(Element data from apps and pages)
------------------------------------------------------------------------
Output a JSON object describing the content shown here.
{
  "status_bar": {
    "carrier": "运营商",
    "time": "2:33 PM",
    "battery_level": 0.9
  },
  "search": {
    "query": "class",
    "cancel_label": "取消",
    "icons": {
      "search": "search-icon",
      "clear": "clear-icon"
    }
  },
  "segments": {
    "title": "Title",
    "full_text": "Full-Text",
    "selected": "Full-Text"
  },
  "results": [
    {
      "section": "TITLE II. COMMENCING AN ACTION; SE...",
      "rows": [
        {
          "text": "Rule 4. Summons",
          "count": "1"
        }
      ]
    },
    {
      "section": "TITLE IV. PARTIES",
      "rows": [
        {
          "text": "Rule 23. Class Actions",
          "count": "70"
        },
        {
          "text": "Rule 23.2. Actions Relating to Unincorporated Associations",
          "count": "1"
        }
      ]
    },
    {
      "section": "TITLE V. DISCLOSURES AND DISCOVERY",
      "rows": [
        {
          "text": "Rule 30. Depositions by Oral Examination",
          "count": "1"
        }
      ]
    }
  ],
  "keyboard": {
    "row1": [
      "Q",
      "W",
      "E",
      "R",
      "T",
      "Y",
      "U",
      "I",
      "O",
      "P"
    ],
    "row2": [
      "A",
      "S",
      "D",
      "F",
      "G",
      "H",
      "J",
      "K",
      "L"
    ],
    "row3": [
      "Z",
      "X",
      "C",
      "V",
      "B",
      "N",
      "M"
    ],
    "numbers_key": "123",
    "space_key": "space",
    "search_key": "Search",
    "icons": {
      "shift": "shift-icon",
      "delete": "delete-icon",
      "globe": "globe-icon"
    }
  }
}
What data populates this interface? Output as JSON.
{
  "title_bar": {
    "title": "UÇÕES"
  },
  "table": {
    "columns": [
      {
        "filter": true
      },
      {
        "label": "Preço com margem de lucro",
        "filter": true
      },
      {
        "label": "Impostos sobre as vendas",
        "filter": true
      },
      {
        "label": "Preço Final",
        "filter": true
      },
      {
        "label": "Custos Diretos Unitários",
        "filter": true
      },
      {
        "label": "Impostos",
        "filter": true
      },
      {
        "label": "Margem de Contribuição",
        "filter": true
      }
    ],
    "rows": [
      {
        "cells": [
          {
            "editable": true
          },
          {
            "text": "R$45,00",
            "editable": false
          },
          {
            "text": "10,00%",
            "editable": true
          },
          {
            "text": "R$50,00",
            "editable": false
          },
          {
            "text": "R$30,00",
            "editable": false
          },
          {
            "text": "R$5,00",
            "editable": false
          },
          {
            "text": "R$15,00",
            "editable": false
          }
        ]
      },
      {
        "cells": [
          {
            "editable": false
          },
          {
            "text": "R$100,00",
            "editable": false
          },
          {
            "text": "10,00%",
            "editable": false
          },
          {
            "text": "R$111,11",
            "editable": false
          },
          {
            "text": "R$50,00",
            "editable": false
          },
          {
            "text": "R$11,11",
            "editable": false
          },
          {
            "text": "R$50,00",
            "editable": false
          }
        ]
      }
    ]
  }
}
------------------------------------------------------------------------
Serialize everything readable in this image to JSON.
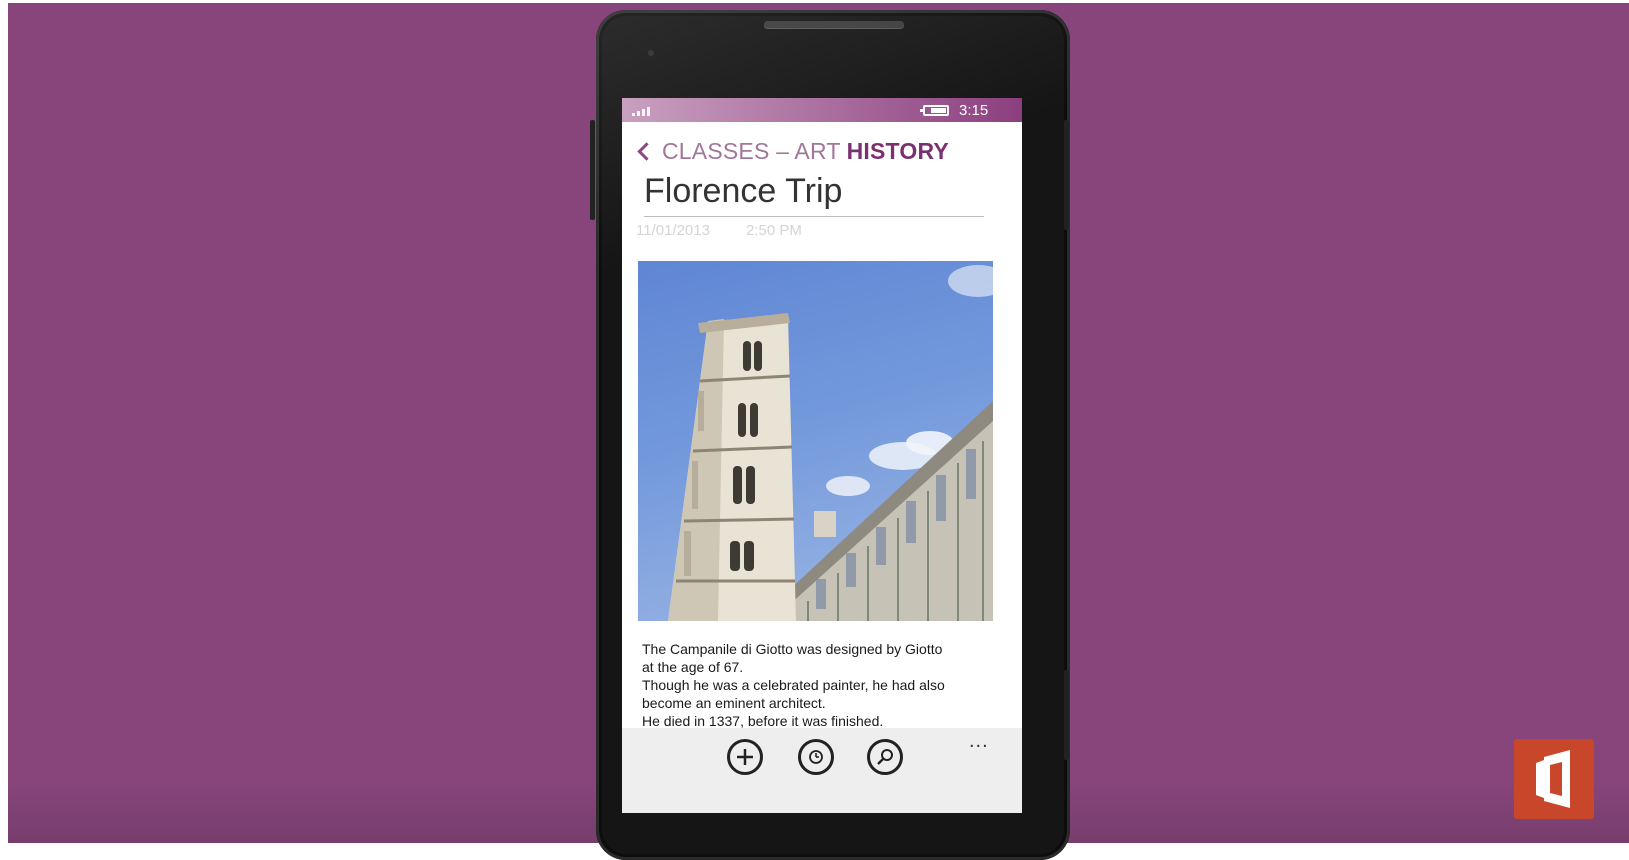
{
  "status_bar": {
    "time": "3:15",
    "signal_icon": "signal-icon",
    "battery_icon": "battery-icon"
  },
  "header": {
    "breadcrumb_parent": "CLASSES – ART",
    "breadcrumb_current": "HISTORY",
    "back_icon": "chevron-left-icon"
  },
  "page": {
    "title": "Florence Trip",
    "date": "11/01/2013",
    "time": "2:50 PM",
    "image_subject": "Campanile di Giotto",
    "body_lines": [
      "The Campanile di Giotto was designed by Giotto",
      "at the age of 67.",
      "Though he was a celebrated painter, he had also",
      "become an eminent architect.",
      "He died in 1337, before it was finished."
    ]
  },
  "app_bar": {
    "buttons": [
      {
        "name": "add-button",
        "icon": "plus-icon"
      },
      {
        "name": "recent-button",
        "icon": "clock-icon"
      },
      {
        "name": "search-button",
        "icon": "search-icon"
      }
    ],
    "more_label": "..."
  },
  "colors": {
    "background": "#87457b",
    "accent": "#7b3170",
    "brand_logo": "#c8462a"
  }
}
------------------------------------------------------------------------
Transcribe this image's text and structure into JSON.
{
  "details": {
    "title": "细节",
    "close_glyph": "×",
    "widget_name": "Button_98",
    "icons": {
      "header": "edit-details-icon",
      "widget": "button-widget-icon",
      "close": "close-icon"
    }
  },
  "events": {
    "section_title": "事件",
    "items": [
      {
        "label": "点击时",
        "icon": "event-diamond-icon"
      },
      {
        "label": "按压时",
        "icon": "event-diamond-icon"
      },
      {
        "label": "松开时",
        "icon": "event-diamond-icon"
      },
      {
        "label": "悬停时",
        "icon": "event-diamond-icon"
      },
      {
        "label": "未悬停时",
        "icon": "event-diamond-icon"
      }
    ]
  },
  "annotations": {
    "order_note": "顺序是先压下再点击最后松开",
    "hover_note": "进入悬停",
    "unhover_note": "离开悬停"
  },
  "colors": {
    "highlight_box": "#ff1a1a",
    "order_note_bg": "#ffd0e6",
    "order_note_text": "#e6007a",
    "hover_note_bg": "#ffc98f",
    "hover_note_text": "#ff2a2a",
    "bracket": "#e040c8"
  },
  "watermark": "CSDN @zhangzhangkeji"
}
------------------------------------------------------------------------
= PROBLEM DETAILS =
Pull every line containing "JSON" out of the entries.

= THE ANSWER =
Output a JSON object describing the content shown here.
What data populates this interface? Output as JSON.
Serialize everything readable in this image to JSON.
Transcribe this image's text and structure into JSON.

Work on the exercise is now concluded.